Monika Antal, Executive Manager
In February, which seems a like a lifetime ago now, and when it was still permissible to gather in large groups, YU invited academics from Newcastle University to Leeds in order to meet university counterparts in Yorkshire, as well as local authority and health officials, in order to present findings from a newly-published report on some of the lessons learned from the Urban Living Partnership (ULP) pilots.
At the YU roundtable on 11 February, Mark Tewdwr-Jones who until recently was a Professor of Town Planning at Newcastle University and Director of Newcastle City Futures gave a brief overview of the pilots.
In 2016, the UK Government, through the seven Research Councils and Innovate UK, launched a series of ULP pilots. The initiative was open to any consortia in places where there was a local university that could co-ordinate and lead bids through individual platforms. While academics would take the lead, the platform would also serve as a hub for different sectors (e.g. business, public, community, voluntary, as well as universities) to collaborate, engage and determine future courses of action. Five pilots ran for 18 months in Birmingham, Bristol, Leeds, Newcastle-Gateshead and York.
You can watch Louise Kempton, Senior Research Associate in the Centre for Urban and Regional Development Studies (CURDS), Newcastle University, present the key results of the lesson-learning review into the impact of the ULPs in these five designated places.
The ULPs were a method of collaboration that were tasked with addressing some of the most ‘wicked’ problems in a specific place with, and which were posed the central question that David Marlow (Chief Executive of Third Life Economics and a visiting Professor of Practice at CURDS) posed to the participants:
‘What can the university do to give something back to the places in which it’s located and start to address some of those challenges?’
Participants at the roundtable were asked to consider what this meant for individual places both with and crucially without universities:
In the discussions about the places ‘with universities’, participants addressed the nuances of how universities and local authorities operate and work together; the challenges posed in the mapping interactions between the institutions; the extent to which academic research strengths can overlap with the strategic priorities of a local authority and other local anchor institutions (i.e. NHS, further education colleges) and how best to strengthen collaboration at a strategic level. The emergent civic university agreements are seen as one tool in which to formalise a relationship and agree a set of shared priorities.
Looking at the question of what places ‘without universities’ should do, the focus was on recognising FE colleges as anchor institutions, which can form relationships with universities outside their localities; the high levels of local procurement and recruitment in colleges of students and workers was highlighted; and in particular how students from disadvantaged backgrounds could be supported to train and retrain.
The ULP review found that successful places need to take some specific actions: visioning, use evidence intelligently, establish a strong leadership team, and provide a neutral space for debate and decision, and in particular where co-design and experimentation can take place. In places with a university, the university is can animate these processes. However, where there is no university in situ, a coalition of other institutions could fulfil that role.
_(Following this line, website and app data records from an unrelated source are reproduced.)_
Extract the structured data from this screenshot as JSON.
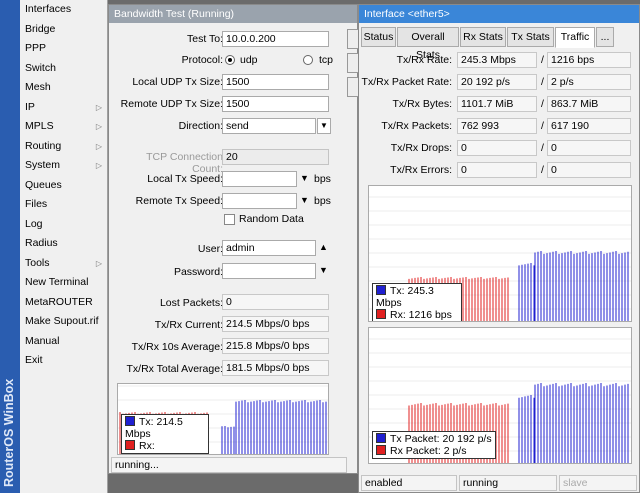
{
  "brand": "RouterOS WinBox",
  "menu": [
    {
      "label": "Interfaces",
      "sub": false
    },
    {
      "label": "Bridge",
      "sub": false
    },
    {
      "label": "PPP",
      "sub": false
    },
    {
      "label": "Switch",
      "sub": false
    },
    {
      "label": "Mesh",
      "sub": false
    },
    {
      "label": "IP",
      "sub": true
    },
    {
      "label": "MPLS",
      "sub": true
    },
    {
      "label": "Routing",
      "sub": true
    },
    {
      "label": "System",
      "sub": true
    },
    {
      "label": "Queues",
      "sub": false
    },
    {
      "label": "Files",
      "sub": false
    },
    {
      "label": "Log",
      "sub": false
    },
    {
      "label": "Radius",
      "sub": false
    },
    {
      "label": "Tools",
      "sub": true
    },
    {
      "label": "New Terminal",
      "sub": false
    },
    {
      "label": "MetaROUTER",
      "sub": false
    },
    {
      "label": "Make Supout.rif",
      "sub": false
    },
    {
      "label": "Manual",
      "sub": false
    },
    {
      "label": "Exit",
      "sub": false
    }
  ],
  "bw": {
    "title": "Bandwidth Test (Running)",
    "test_to_label": "Test To:",
    "test_to": "10.0.0.200",
    "protocol_label": "Protocol:",
    "protocol_udp": "udp",
    "protocol_tcp": "tcp",
    "local_size_label": "Local UDP Tx Size:",
    "local_size": "1500",
    "remote_size_label": "Remote UDP Tx Size:",
    "remote_size": "1500",
    "direction_label": "Direction:",
    "direction": "send",
    "conn_count_label": "TCP Connection Count:",
    "conn_count": "20",
    "local_speed_label": "Local Tx Speed:",
    "remote_speed_label": "Remote Tx Speed:",
    "bps": "bps",
    "random_data": "Random Data",
    "user_label": "User:",
    "user": "admin",
    "password_label": "Password:",
    "lost_label": "Lost Packets:",
    "lost": "0",
    "current_label": "Tx/Rx Current:",
    "current": "214.5 Mbps/0 bps",
    "avg10_label": "Tx/Rx 10s Average:",
    "avg10": "215.8 Mbps/0 bps",
    "total_label": "Tx/Rx Total Average:",
    "total": "181.5 Mbps/0 bps",
    "legend_tx_label": "Tx:",
    "legend_tx": "214.5 Mbps",
    "legend_rx_label": "Rx:",
    "legend_rx": "",
    "status": "running..."
  },
  "iface": {
    "title": "Interface <ether5>",
    "tabs": [
      "Status",
      "Overall Stats",
      "Rx Stats",
      "Tx Stats",
      "Traffic",
      "..."
    ],
    "selected_tab": "Traffic",
    "rows": [
      {
        "label": "Tx/Rx Rate:",
        "tx": "245.3 Mbps",
        "rx": "1216 bps"
      },
      {
        "label": "Tx/Rx Packet Rate:",
        "tx": "20 192 p/s",
        "rx": "2 p/s"
      },
      {
        "label": "Tx/Rx Bytes:",
        "tx": "1101.7 MiB",
        "rx": "863.7 MiB"
      },
      {
        "label": "Tx/Rx Packets:",
        "tx": "762 993",
        "rx": "617 190"
      },
      {
        "label": "Tx/Rx Drops:",
        "tx": "0",
        "rx": "0"
      },
      {
        "label": "Tx/Rx Errors:",
        "tx": "0",
        "rx": "0"
      }
    ],
    "graph1_tx_label": "Tx:",
    "graph1_tx": "245.3 Mbps",
    "graph1_rx_label": "Rx:",
    "graph1_rx": "1216 bps",
    "graph2_tx_label": "Tx Packet:",
    "graph2_tx": "20 192 p/s",
    "graph2_rx_label": "Rx Packet:",
    "graph2_rx": "2 p/s",
    "status_enabled": "enabled",
    "status_running": "running",
    "status_slave": "slave"
  },
  "colors": {
    "tx": "#3a3ad8",
    "rx": "#e03030",
    "accent": "#3a86d8",
    "brand": "#2a5db0"
  }
}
In the current climate, where we face a global pandemic, a developing economic and social crisis and a climate and ecological emergency – the ULP study has reinforced the message that if ever there was a need for collaboration between local institutions, including universities, now is the time for it.